If you saw the bleak, train-centric trailer for Bong Jooh-ho's "Snowpiercer," chances are you might've been at least a little confused about what the what was going on in it. This animated short, which serves as pseudo-prequel to the sci-fi drama should help clear a few things up.
First of all, let's break down the plot: In a nutshell, the film is set in the future, following a time when humans have failed in an experiment to stop global warming, instead inviting an Ice Age that destroys all life on Earth save for one train-full of people. This particular train is special, mind you, because it's got a perpetual-motion engine ... and that engine produces all the heat, so the front of the train is the place to be. Except, there's a stratus to this thing, and at the tippy-top of the heater hierarchy is Mason (Tilda Swinton), the frigid — pardon the pun — H.B.I.C. on this locomotive.
Naturally, revolution ensues, led up by Curtis (Chris Evans) and his freezing friends.
Adding to that info, this animated prequel helps to sheds some light on that "failed experiment" that covered the world in ice like this. Evidently, things were not so different than they are in real-life present day — iPads and 7up were apparently still in — except that to solve the issue of global warming, people weren't so much going for hybrid vehicles and rechargeable batteries as they were counting on a rocket called the CW-7 to launch away all their problems. It did not end well. Sort of a reverse Pompeii situation, from the looks of this thing.
The real drama and violence, though, followed with the selection of which people get onto the dang train before it was too late. The humanity!
Interestingly enough, the prequel is told from the perspective of a 17-year-old named Yona (Ah-sung Ko in the film), recalling the adventures of her father, who is presumably Kang-ho Song's Namgoong Minsu, the "security specialist" employed by Pine's Curtis to overthrow the wench up front.
What a ride.

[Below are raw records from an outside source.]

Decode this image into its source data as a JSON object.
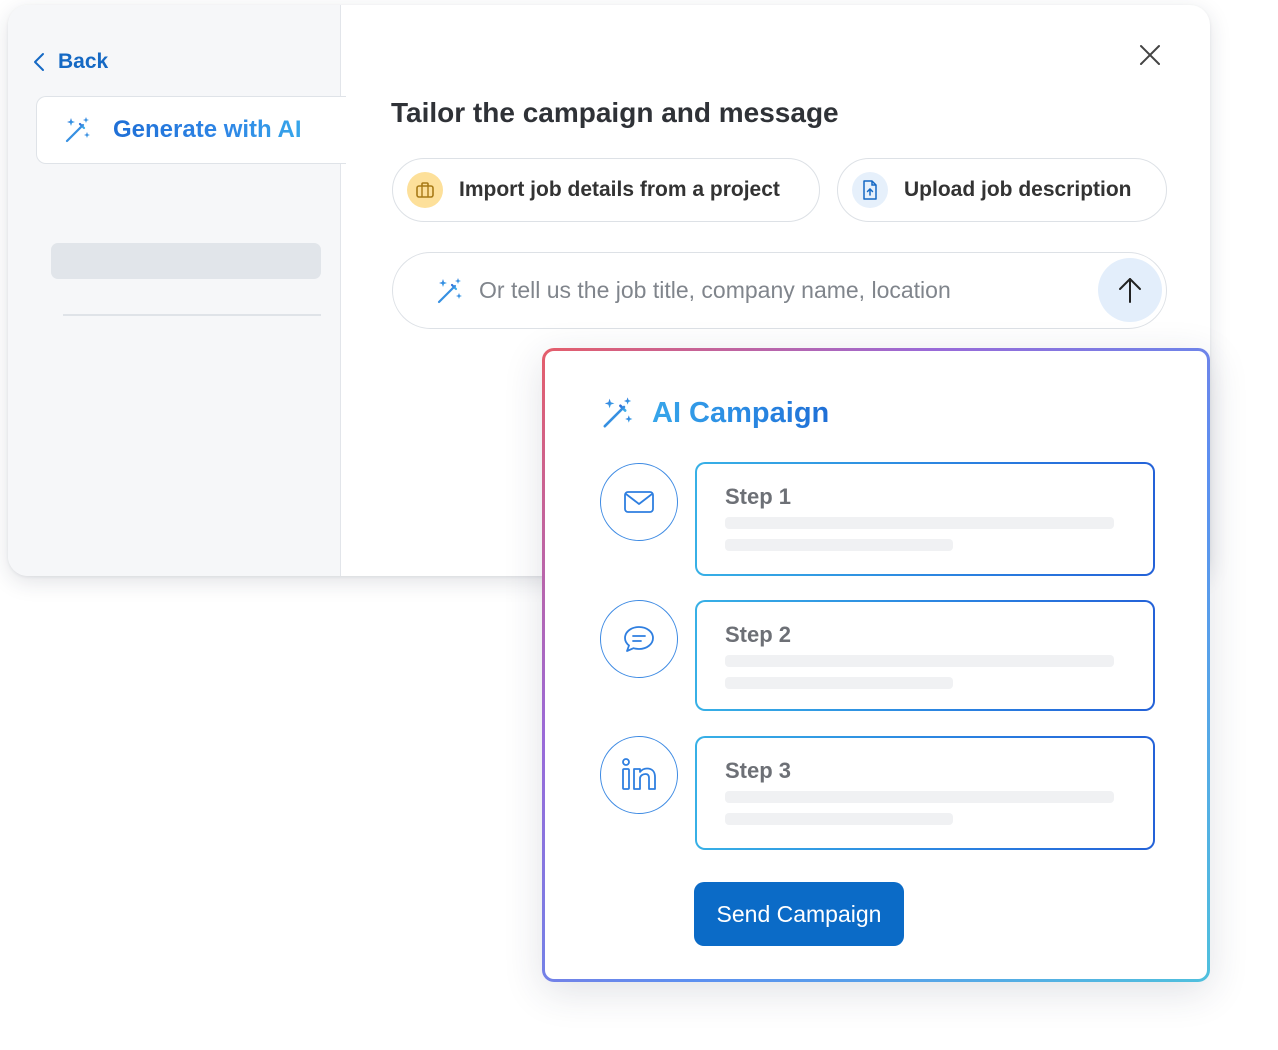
{
  "sidebar": {
    "back_label": "Back",
    "generate_tab_label": "Generate with AI"
  },
  "main": {
    "title": "Tailor the campaign and message",
    "import_chip_label": "Import job details from a project",
    "upload_chip_label": "Upload job description",
    "prompt_placeholder": "Or tell us the job title, company name, location"
  },
  "campaign": {
    "title": "AI Campaign",
    "steps": [
      {
        "label": "Step 1",
        "channel": "mail-icon"
      },
      {
        "label": "Step 2",
        "channel": "chat-bubble-icon"
      },
      {
        "label": "Step 3",
        "channel": "linkedin-icon"
      }
    ],
    "send_label": "Send Campaign"
  },
  "colors": {
    "accent": "#0b6bc7",
    "link": "#1569c4",
    "gradient_start": "#e55e6a",
    "gradient_end": "#4fc0dd",
    "chip_yellow": "#fde09a"
  }
}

"Snowpiercer" also stars Jamie Bell, Alison Pill, John Hurt, Octavia Spencer, Ed Harris and Luke Pasqualino and hits S. Korean theaters on Aug. 1. The film's domestic release date has not yet been set by its distributor, The Weinstein Company.